• [YOUR TASK]: Where the records hold the string "title", show the whole line it sits on.

(Data records for software interfaces)
============================================================
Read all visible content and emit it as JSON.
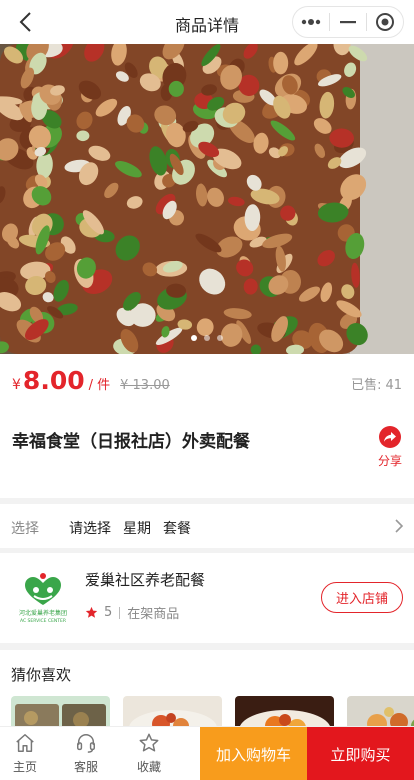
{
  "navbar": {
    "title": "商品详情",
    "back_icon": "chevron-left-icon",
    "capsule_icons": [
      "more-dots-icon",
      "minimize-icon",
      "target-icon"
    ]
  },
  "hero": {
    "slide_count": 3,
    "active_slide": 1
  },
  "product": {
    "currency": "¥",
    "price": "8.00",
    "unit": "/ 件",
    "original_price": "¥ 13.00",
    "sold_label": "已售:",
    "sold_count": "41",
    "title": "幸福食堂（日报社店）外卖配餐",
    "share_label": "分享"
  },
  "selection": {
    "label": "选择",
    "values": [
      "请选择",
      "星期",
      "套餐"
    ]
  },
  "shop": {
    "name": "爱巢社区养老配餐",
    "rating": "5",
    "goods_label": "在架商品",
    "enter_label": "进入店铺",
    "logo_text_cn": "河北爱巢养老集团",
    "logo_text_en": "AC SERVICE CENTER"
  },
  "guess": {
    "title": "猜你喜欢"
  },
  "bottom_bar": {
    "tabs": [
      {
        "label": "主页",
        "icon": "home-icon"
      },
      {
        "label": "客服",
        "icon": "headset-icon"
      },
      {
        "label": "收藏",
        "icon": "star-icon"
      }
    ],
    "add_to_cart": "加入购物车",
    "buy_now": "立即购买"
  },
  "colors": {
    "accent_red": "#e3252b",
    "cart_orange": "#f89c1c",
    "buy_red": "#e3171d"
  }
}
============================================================
• [EXPECTED OUTPUT]:
    "title": "商品详情",
    "title": "幸福食堂（日报社店）外卖配餐",
    "title": "猜你喜欢"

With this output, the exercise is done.